-- Records shown --
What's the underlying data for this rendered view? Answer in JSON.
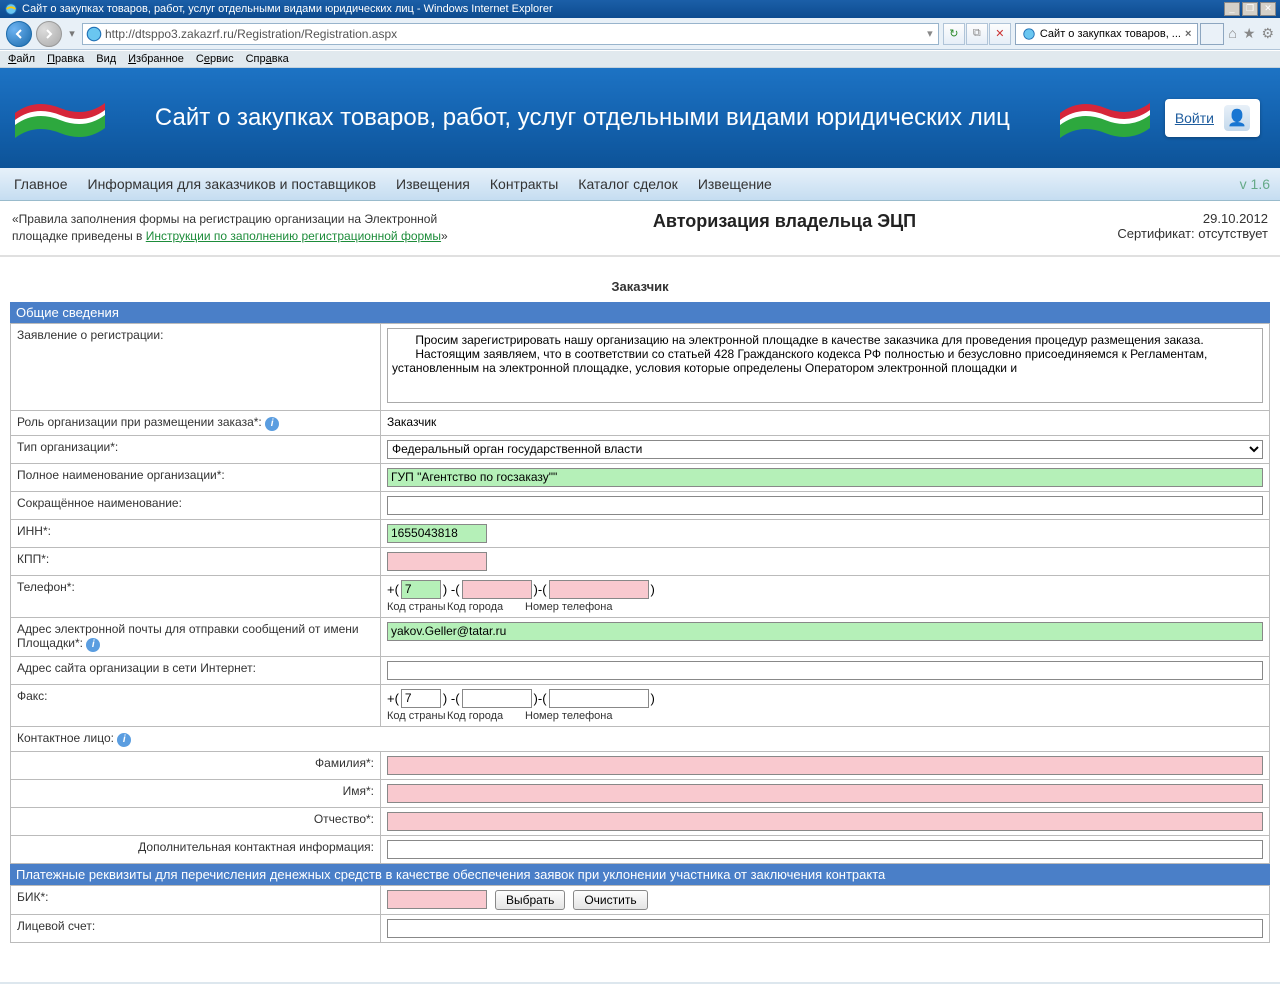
{
  "window": {
    "title": "Сайт о закупках товаров, работ, услуг отдельными видами юридических лиц - Windows Internet Explorer"
  },
  "addressbar": {
    "url": "http://dtsppo3.zakazrf.ru/Registration/Registration.aspx"
  },
  "tab": {
    "label": "Сайт о закупках товаров, ..."
  },
  "iemenu": {
    "file": "Файл",
    "edit": "Правка",
    "view": "Вид",
    "fav": "Избранное",
    "service": "Сервис",
    "help": "Справка"
  },
  "site": {
    "title": "Сайт о закупках товаров, работ, услуг отдельными видами юридических лиц",
    "login": "Войти"
  },
  "nav": {
    "items": [
      "Главное",
      "Информация для заказчиков и поставщиков",
      "Извещения",
      "Контракты",
      "Каталог сделок",
      "Извещение"
    ],
    "version": "v 1.6"
  },
  "bread": {
    "text1": "«Правила заполнения формы на регистрацию организации на Электронной площадке приведены в ",
    "link": "Инструкции по заполнению регистрационной формы",
    "text2": "»"
  },
  "pagetitle": "Авторизация владельца ЭЦП",
  "date": "29.10.2012",
  "cert": "Сертификат: отсутствует",
  "subheader": "Заказчик",
  "sections": {
    "general": "Общие сведения",
    "payment": "Платежные реквизиты для перечисления денежных средств в качестве обеспечения заявок при уклонении участника от заключения контракта"
  },
  "labels": {
    "statement": "Заявление о регистрации:",
    "role": "Роль организации при размещении заказа*:",
    "orgtype": "Тип организации*:",
    "fullname": "Полное наименование организации*:",
    "shortname": "Сокращённое наименование:",
    "inn": "ИНН*:",
    "kpp": "КПП*:",
    "phone": "Телефон*:",
    "email": "Адрес электронной почты для отправки сообщений от имени Площадки*:",
    "website": "Адрес сайта организации в сети Интернет:",
    "fax": "Факс:",
    "contact": "Контактное лицо:",
    "surname": "Фамилия*:",
    "name": "Имя*:",
    "patronymic": "Отчество*:",
    "addinfo": "Дополнительная контактная информация:",
    "bik": "БИК*:",
    "account": "Лицевой счет:",
    "country": "Код страны",
    "city": "Код города",
    "phnum": "Номер телефона"
  },
  "values": {
    "statement": "       Просим зарегистрировать нашу организацию на электронной площадке в качестве заказчика для проведения процедур размещения заказа.\n       Настоящим заявляем, что в соответствии со статьей 428 Гражданского кодекса РФ полностью и безусловно присоединяемся к Регламентам, установленным на электронной площадке, условия которые определены Оператором электронной площадки и",
    "role": "Заказчик",
    "orgtype": "Федеральный орган государственной власти",
    "fullname": "ГУП \"Агентство по госзаказу\"\"",
    "inn": "1655043818",
    "email": "yakov.Geller@tatar.ru",
    "phone_cc": "7",
    "fax_cc": "7"
  },
  "buttons": {
    "select": "Выбрать",
    "clear": "Очистить"
  }
}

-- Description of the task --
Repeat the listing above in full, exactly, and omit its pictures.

-- Expected answer --
What's the underlying data for this rendered view? Answer in JSON.
{
  "window": {
    "title": "Сайт о закупках товаров, работ, услуг отдельными видами юридических лиц - Windows Internet Explorer"
  },
  "addressbar": {
    "url": "http://dtsppo3.zakazrf.ru/Registration/Registration.aspx"
  },
  "tab": {
    "label": "Сайт о закупках товаров, ..."
  },
  "iemenu": {
    "file": "Файл",
    "edit": "Правка",
    "view": "Вид",
    "fav": "Избранное",
    "service": "Сервис",
    "help": "Справка"
  },
  "site": {
    "title": "Сайт о закупках товаров, работ, услуг отдельными видами юридических лиц",
    "login": "Войти"
  },
  "nav": {
    "items": [
      "Главное",
      "Информация для заказчиков и поставщиков",
      "Извещения",
      "Контракты",
      "Каталог сделок",
      "Извещение"
    ],
    "version": "v 1.6"
  },
  "bread": {
    "text1": "«Правила заполнения формы на регистрацию организации на Электронной площадке приведены в ",
    "link": "Инструкции по заполнению регистрационной формы",
    "text2": "»"
  },
  "pagetitle": "Авторизация владельца ЭЦП",
  "date": "29.10.2012",
  "cert": "Сертификат: отсутствует",
  "subheader": "Заказчик",
  "sections": {
    "general": "Общие сведения",
    "payment": "Платежные реквизиты для перечисления денежных средств в качестве обеспечения заявок при уклонении участника от заключения контракта"
  },
  "labels": {
    "statement": "Заявление о регистрации:",
    "role": "Роль организации при размещении заказа*:",
    "orgtype": "Тип организации*:",
    "fullname": "Полное наименование организации*:",
    "shortname": "Сокращённое наименование:",
    "inn": "ИНН*:",
    "kpp": "КПП*:",
    "phone": "Телефон*:",
    "email": "Адрес электронной почты для отправки сообщений от имени Площадки*:",
    "website": "Адрес сайта организации в сети Интернет:",
    "fax": "Факс:",
    "contact": "Контактное лицо:",
    "surname": "Фамилия*:",
    "name": "Имя*:",
    "patronymic": "Отчество*:",
    "addinfo": "Дополнительная контактная информация:",
    "bik": "БИК*:",
    "account": "Лицевой счет:",
    "country": "Код страны",
    "city": "Код города",
    "phnum": "Номер телефона"
  },
  "values": {
    "statement": "       Просим зарегистрировать нашу организацию на электронной площадке в качестве заказчика для проведения процедур размещения заказа.\n       Настоящим заявляем, что в соответствии со статьей 428 Гражданского кодекса РФ полностью и безусловно присоединяемся к Регламентам, установленным на электронной площадке, условия которые определены Оператором электронной площадки и",
    "role": "Заказчик",
    "orgtype": "Федеральный орган государственной власти",
    "fullname": "ГУП \"Агентство по госзаказу\"\"",
    "inn": "1655043818",
    "email": "yakov.Geller@tatar.ru",
    "phone_cc": "7",
    "fax_cc": "7"
  },
  "buttons": {
    "select": "Выбрать",
    "clear": "Очистить"
  }
}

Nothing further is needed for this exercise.